What is your personal vision? What drives you to get out of bed every day and do what you do?
It is having an edible schoolyard curriculum in the public school system from preschool through high school. A curriculum that centralizes eating, where the cafeteria becomes part of academia instead of a catering operation on the side. In this vision, every kid eats for free at school, because school is the place of justice and democracy. They eat together and every food comes from farms that take care of the land. Food comes to the schools without a middle man. Instead, a nonprofit brings it there--someone who isn’t making money at the expense of the kids. And we pay the farmers the real cost of the food. There need to be ironclad criteria for buying food for schools that supports farmers and ranchers who take care of the land.
Then we can teach in a deep way. And we don’t teach farming and cooking, we teach math in the garden and English in the kitchen. We use those food spaces as labs. Every course is connected to the garden, the kitchen or the table in some way. That way it is an interactive pedagogy, so that kids can learn by doing. This is what John Dewey wanted and Maria Montessori preached and what I believe. When kids grow it and cook it, they all want to eat it.
We want to bring kids back to their senses. Our senses are the pathways to our mind. When we don’t feel and touch and taste and smell and see, we are living in a prison. That prison is now run by fast food. Those fast food values encourage us to be eating in the car, not out there falling in love with nature or art. So it has to be a process that begins with early childhood education, when children can learn a wholesome set of values to fight against that fast food culture.
This idea isn’t new. This is what we have been doing since the beginning of time: Eating local and what is in season, selling in the community marketplace, cooking and eating at the table with family and friends, and putting the waste, the compost, back in the ground. We are hardwired for it. We’ve only been away from it for 50 years. It is inside us, so rediscovering the land is like falling in love. It doesn’t take much. It just takes preparing the school. It is not about having a garden within a school, but creating a school within a garden.

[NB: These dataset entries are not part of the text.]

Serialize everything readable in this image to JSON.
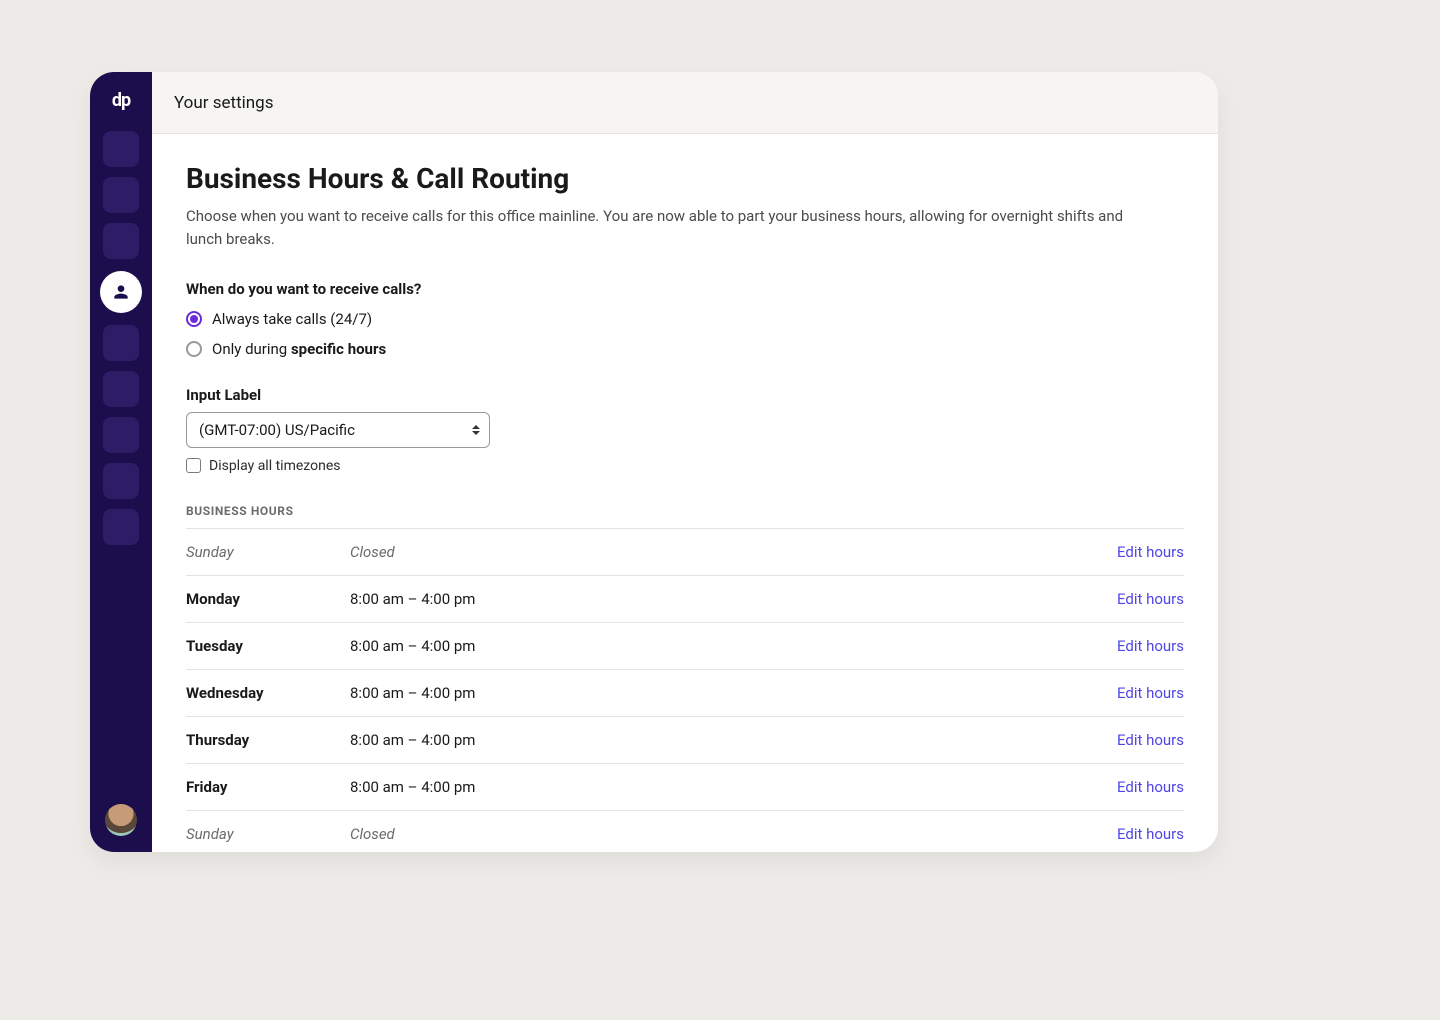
{
  "topbar": {
    "title": "Your settings"
  },
  "page": {
    "heading": "Business Hours & Call Routing",
    "description": "Choose when you want to receive calls for this office mainline. You are now able to part your business hours, allowing for overnight shifts and lunch breaks."
  },
  "receive_calls": {
    "question": "When do you want to receive calls?",
    "options": [
      {
        "label_plain": "Always take calls (24/7)",
        "label_bold": "",
        "selected": true
      },
      {
        "label_plain": "Only during ",
        "label_bold": "specific hours",
        "selected": false
      }
    ]
  },
  "timezone": {
    "input_label": "Input Label",
    "selected": "(GMT-07:00) US/Pacific",
    "display_all_label": "Display all timezones",
    "display_all_checked": false
  },
  "business_hours": {
    "header": "BUSINESS HOURS",
    "edit_label": "Edit hours",
    "rows": [
      {
        "day": "Sunday",
        "hours": "Closed",
        "closed": true
      },
      {
        "day": "Monday",
        "hours": "8:00 am – 4:00 pm",
        "closed": false
      },
      {
        "day": "Tuesday",
        "hours": "8:00 am – 4:00 pm",
        "closed": false
      },
      {
        "day": "Wednesday",
        "hours": "8:00 am – 4:00 pm",
        "closed": false
      },
      {
        "day": "Thursday",
        "hours": "8:00 am – 4:00 pm",
        "closed": false
      },
      {
        "day": "Friday",
        "hours": "8:00 am – 4:00 pm",
        "closed": false
      },
      {
        "day": "Sunday",
        "hours": "Closed",
        "closed": true
      }
    ]
  },
  "sidebar": {
    "logo": "dp"
  }
}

Are there any organic pioneers that have inspired you over the years?
Oh, there are so many. Wendell Berry and Wes Jackson are two very important people for me. Eric Schlosser and Michael Pollan have been collaborators. Artists Ann Hamilton and Peter Sellars. Carlo Petrini—he is my hero; he puts it all together. Catherine Sneed, who started San Francisco County Jail gardens, inspired the Edible Schoolyard program. Bob Cannard, who is an amazing farmer. I thought he was crazy 20 years ago, but quickly discovered he was completely brilliant. When he talks about his vegetables being more nutritious, he is not joking! Robert Rodale who put the whole picture of biodiversity together. It has been a beautiful voyage filled with inspiring collaborators and so many people I really admire.

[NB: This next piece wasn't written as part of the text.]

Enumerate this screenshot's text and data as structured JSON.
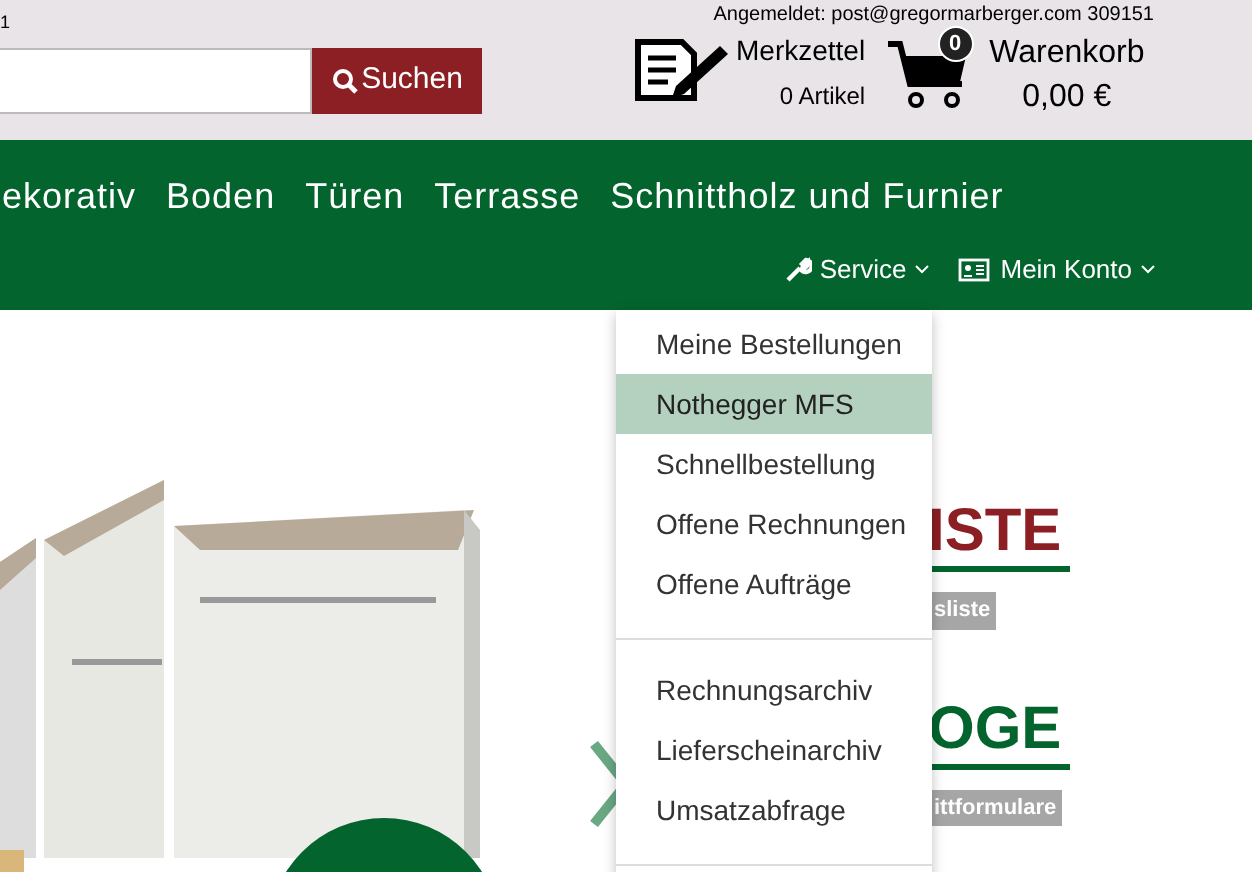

What tool can’t you live without?
Mortar and pestle. It is basic, it is primal. People have been using these implements from the beginning of time. They are in anthropological museums, in the dust of Pompeii. They make me feel connected to the continuum.